"SUV twats." she muttered, directing his glance to the rear view mirror. The party in question had parked across the mouth of the alley some way behind them, sealing it off; he released the brake, their wheels spinning then throwing them forward over wet cardboard and rotten pallet wood into the intersecting depths of a decrepit byway. "I don't think you can get out this way..." she warned, bracing her hands against the dash at the sight of a stockade of padlocked chain-link in the gloom before them. Choosing reverse, Edward drew them backward in an arc that halted in a bay adjacent to the alley, a forgotten sinus stuffed with sodden, discarded shapes of sheenless cinder-grey, cradled by towering conjunctions of Victorian brick. Fire escapes sagged like the blackened skeletons of giant reptiles blasted in the act of scaling the rust-streaked walls on either side.
She settled back into her seat, eyes wide in the darkness while her companion drew the slender case from alongside her legs and flipped it open. Staring blankly while he locked a series of satin-black elements together in both hands, she swore as it resolved into a elongate pistol, turning to struggle with her seat belt, prompting him to pause and lock her door remotely. The headlights of the pursuing vehicle played across the lower courses of the walls before them, the alley filling with the thick chug of its engine. He kicked open the door while Susan sank down at the sight of it edging past the black mouth of the bay, sliding into the footwell as the driver swept a spot across the brick and mounds of boxes, its hueless eye burning through the windscreen on the full as it slowed to a standstill. Edward stepped out from the wall into the beam and raised his pistol to the driver's window.
Five rounds flew in bursts of silver-white and the hard, cuffing knock of struck steel, denatured by the suppressor but still so loud that she contracted into a ball and covered her head with both arms. The sound of Edward's stride preceded him; he swung the weapon to cool it as he returned, drawing open the door and bringing with him the narrow, needling smell of scorched metal.
"Get up." he told her, the words dulled by the whine in her ears. She demurred, remaining in her static hunch until his fingers changed their grip upon the gleaming object in their grasp, spurring her to crawl back quickly into her seat. He gazed at her wordlessly as he resumed his own behind the wheel. Susan sat without moving before reaching across to instate her seat belt.
The bleeding neon flare left on her retinas by muzzle-flash spared her the sight of the remaining vehicle as they edged past its tail lights. Daylight, however vestigial, flushed so much from the encounter that she found she could look out as though blameless, impunity settling around them like loosed down, sinister in its weightlessness and alkaline inside her mouth.

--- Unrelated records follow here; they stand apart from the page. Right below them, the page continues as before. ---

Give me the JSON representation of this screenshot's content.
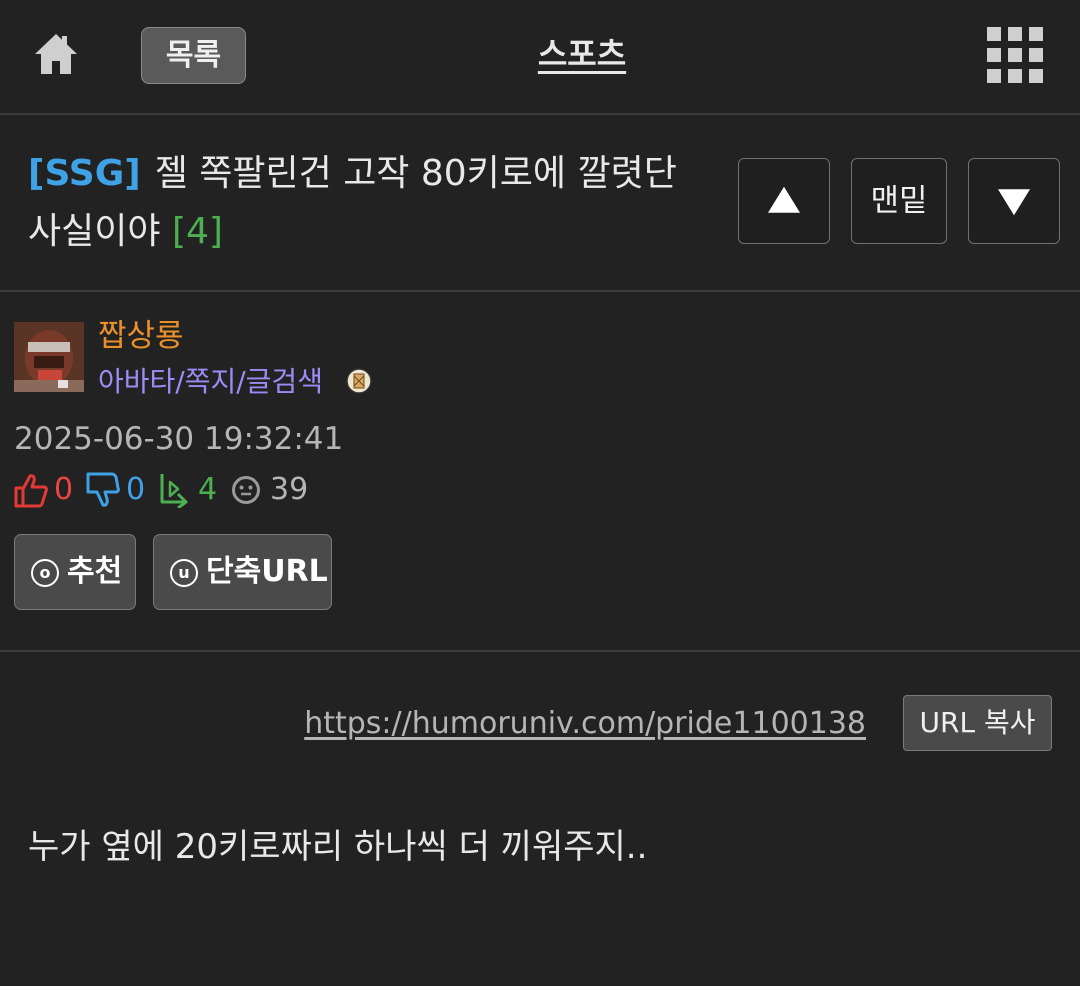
{
  "topbar": {
    "list_label": "목록",
    "board_title": "스포츠"
  },
  "post": {
    "tag": "[SSG]",
    "title": "젤 쪽팔린건 고작 80키로에 깔렷단 사실이야",
    "comment_count": "[4]"
  },
  "nav": {
    "bottom_label": "맨밑"
  },
  "author": {
    "name": "짭상룡",
    "links": "아바타/쪽지/글검색"
  },
  "meta": {
    "date": "2025-06-30 19:32:41",
    "likes": "0",
    "dislikes": "0",
    "replies": "4",
    "views": "39"
  },
  "actions": {
    "recommend_label": "추천",
    "recommend_glyph": "o",
    "shorturl_label": "단축URL",
    "shorturl_glyph": "u"
  },
  "share": {
    "url": "https://humoruniv.com/pride1100138",
    "copy_label": "URL 복사"
  },
  "content": {
    "body": "누가 옆에 20키로짜리 하나씩 더 끼워주지.."
  },
  "colors": {
    "background": "#222222",
    "tag": "#3fa2e6",
    "comment_count": "#4caf50",
    "author": "#e8902a",
    "links": "#9c8cf5",
    "like": "#ee4444",
    "dislike": "#3fa2e6",
    "reply": "#4caf50"
  }
}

"Is it better when you're angry, or when you're getting paid?" she asked, the words dragging as though melted by the effort of marshaling coherence and he offered no response.
C O N T I N U E D N E X T W E E K
© céili o'keefe do not reproduce